The Psychological Toll of Hypervigilance


For some people, the days and weeks since the new presidential administration took office have seemed to be one piece of bad news after the other. Some of us have our legislator’s office on speed dial, calling endlessly to protest attacks on healthcare, civil rights, immigration, climate protections, trade partnerships, foreign interference, and other issues that affect us and those we care about. It gets to the point where you don’t even want to turn on the television news or open the Twitter app on your phone anymore. What bad thing can happen next?

Walking around with a sick feeling in the pit of your stomach, wondering what’s going to happen next, is an all too real feeling for those who have experienced domestic violence. There’s even a name for it: hypervigilance. Brainworks Neurotherapy, an organization in the UK, explains how hypervigilance stems from experiencing trauma: “In fear for its life, the body goes into defensive mode, producing chemical messengers to activate the nervous system to flee or fight. While this response may have helped us survive at the time, they do not serve when the danger has passed. Post Traumatic Stress Disorder occurs when the mind gets locked into ‘battle stations’. Reactions become hard-wired – brainwave activity gets stuck. Reactive emotions of anger, fear or panic can dominate, and that’s where the trouble starts.”

REACH’s Advocates see this in the survivors we work with every day. Our Clinical Supervisor says that trauma survivors dealing with hypervigilance notice the most minute changes in their environment. One client she saw in the clinic where she used to work could recognize every clinician that worked there by the way they sounded walking down the hall. They often have what seem like extreme reactions to loud noises like a plate being dropped or a door slamming.

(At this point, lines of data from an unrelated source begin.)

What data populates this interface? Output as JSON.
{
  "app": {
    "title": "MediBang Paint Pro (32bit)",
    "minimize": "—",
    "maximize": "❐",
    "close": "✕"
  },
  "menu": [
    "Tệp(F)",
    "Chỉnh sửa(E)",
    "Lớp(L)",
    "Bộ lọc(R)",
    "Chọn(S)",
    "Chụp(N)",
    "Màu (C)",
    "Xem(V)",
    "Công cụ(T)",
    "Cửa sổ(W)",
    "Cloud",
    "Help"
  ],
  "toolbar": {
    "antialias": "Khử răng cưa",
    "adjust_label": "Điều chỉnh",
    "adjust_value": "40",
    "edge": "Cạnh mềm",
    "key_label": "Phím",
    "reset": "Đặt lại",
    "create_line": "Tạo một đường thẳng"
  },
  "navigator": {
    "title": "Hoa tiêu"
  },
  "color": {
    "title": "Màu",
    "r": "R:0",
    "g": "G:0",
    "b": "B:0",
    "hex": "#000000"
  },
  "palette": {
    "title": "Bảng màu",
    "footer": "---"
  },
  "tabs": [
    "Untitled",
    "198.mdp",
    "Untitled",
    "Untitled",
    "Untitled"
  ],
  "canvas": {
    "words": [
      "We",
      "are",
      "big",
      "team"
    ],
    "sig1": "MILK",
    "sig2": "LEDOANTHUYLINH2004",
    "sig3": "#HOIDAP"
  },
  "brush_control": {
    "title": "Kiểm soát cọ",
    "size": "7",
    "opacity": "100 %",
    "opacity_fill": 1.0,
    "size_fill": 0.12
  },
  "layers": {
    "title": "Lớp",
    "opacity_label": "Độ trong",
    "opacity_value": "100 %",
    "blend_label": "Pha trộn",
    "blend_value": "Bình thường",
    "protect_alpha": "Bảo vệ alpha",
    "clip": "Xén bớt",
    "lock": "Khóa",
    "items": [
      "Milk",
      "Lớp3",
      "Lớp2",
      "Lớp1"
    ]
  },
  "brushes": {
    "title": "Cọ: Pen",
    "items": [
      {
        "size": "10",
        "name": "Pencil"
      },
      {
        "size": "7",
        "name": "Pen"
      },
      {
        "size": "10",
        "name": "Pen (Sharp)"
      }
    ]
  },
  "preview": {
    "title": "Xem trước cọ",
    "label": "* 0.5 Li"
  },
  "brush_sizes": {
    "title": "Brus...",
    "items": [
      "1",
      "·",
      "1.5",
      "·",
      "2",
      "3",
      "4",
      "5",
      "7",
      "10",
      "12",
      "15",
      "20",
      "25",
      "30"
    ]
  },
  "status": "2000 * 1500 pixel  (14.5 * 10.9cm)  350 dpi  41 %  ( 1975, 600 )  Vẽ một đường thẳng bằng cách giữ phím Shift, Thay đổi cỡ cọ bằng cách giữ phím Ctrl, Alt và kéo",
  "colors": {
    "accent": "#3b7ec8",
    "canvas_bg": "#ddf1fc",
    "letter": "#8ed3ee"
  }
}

As with most trauma symptoms, hypervigilance is a way that our brains develop to protect us from very real danger. The problem isn’t in its existence; it becomes a problem when you can’t turn it off. It’s hard to be present in the moment and experience things like joy, peace, and happiness if you are constantly on guard for danger. It’s physically taxing – being in a heightened state of awareness and ready for the next bad thing to happen puts a strain on our nervous systems.

So what can be done? REACH Advocates start by helping survivors understand that what they are feeling is a normal response to the trauma they’ve experienced. We can help them process ways to evaluate their environment for safety so they can begin to ‘dial down’ their response. Again, hypervigilance is not always bad – it can serve us well to be on high alert walking down a deserted street or in a parking garage, for example. By recognizing it and normalizing it, survivors can manage responses to their environment in an appropriate way. Most of all, we try to make REACH itself an environment where people feel safe and supported, and where their trauma symptoms can begin to subside, and they can begin to open up and talk about their feelings and responses.

For all of us, self-care remains important. Survivors and staff alike at REACH come to know the importance of things like breathing exercises, mindfulness, monitoring our consumption of media, being outside in nature, and other ways to pause and take care of ourselves.